> Record excerpts
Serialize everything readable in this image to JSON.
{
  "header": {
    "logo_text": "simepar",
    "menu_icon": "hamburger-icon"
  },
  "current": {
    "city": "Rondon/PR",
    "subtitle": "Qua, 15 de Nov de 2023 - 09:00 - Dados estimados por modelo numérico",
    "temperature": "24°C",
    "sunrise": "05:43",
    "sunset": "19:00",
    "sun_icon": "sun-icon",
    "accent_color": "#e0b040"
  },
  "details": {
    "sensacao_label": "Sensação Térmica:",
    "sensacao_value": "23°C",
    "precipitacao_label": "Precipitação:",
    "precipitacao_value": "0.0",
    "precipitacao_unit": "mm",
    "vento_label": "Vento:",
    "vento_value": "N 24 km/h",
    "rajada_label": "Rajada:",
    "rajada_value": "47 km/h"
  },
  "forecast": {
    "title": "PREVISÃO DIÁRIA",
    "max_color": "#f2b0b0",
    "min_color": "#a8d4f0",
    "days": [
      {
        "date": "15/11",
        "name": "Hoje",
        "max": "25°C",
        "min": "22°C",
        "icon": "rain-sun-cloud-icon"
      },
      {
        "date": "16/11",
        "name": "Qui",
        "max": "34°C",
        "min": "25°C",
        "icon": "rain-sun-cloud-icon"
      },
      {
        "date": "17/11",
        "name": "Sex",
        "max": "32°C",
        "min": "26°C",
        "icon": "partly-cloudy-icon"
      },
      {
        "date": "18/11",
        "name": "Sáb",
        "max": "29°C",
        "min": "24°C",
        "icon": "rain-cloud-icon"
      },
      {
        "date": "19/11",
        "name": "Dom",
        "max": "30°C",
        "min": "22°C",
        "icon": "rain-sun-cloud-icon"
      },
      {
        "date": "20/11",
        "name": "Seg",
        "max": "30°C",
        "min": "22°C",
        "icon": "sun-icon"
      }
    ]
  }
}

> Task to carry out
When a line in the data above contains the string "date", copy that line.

> Solution to the problem
        "date": "15/11",
        "date": "16/11",
        "date": "17/11",
        "date": "18/11",
        "date": "19/11",
        "date": "20/11",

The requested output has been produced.